Booker is very religious himself. He’s arguably the Democratic who’s most comfortable speaking about his Christianity on the campaign trail. So prayer isn’t even a problem for him. As he said, faith without works is dead. (As an atheist, I’d say we could all just cut out the middleman here, but at least our goals are the same.)But of course it didn’t take long for FOX News host Todd Starnes to whine about how Booker was, somehow, “openly cursing prayer.”
So a man who professes to be a follower of Jesus Christ profanely dismisses the biblical command to pray without ceasing? That’s not a very Christian thing to do.

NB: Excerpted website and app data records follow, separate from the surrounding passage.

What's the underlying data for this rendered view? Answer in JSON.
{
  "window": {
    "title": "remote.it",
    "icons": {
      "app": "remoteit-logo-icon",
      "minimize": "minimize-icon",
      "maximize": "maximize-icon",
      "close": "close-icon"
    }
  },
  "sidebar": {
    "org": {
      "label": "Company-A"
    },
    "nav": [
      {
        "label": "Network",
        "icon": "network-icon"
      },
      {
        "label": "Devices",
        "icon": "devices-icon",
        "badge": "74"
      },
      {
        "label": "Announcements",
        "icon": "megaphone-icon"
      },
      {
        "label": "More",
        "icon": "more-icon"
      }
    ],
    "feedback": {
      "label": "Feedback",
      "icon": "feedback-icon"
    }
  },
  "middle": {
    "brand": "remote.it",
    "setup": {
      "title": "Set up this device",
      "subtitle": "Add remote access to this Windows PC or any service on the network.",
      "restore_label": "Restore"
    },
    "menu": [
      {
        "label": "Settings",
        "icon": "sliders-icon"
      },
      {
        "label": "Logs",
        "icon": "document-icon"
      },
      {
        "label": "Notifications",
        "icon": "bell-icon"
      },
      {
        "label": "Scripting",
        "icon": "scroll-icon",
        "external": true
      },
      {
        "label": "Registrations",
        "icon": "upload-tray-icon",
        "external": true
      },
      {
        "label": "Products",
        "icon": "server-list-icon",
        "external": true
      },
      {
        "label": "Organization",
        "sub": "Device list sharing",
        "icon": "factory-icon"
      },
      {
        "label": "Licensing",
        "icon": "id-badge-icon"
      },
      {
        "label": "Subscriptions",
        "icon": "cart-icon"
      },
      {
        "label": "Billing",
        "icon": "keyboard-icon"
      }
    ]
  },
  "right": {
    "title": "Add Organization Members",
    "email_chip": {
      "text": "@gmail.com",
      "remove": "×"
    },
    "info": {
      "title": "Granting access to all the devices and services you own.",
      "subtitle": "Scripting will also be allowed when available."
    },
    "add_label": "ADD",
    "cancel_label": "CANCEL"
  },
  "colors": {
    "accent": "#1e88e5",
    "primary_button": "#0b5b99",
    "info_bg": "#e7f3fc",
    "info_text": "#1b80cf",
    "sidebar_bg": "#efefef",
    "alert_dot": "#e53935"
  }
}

Yes. We all know the truly Christian thing to do is to let schoolchildren get murdered, year after year, without any sensible response. Just like Jesus commanded. (As for the profanity bit, it’s telling that Starnes is more upset about Booker’s language than schoolchildren dying in mass shootings.)
Starnes gets paid to promote the Republican agenda, though, and pretending Cory Booker, of all people, is an enemy of Christianity shows you just how far he has to stretch to make this argument. He just takes a few words out of context and blows them out of proportion. Telling the truth doesn’t serve his purpose, so Booker has to be painted as the enemy because he cares more about saving innocent lives than the “pro-life” advocates watching FOX.
Incidentally, here’s what Booker says he would do to curb the gun violence (in addition to praying after shootings, which is useless, but whatever. People can grieve however they want). There’s a lot of common sense and necessary changes in his plan. Even if he doesn’t win the nomination, the candidate who does would be wise to borrow these ideas and put them in action.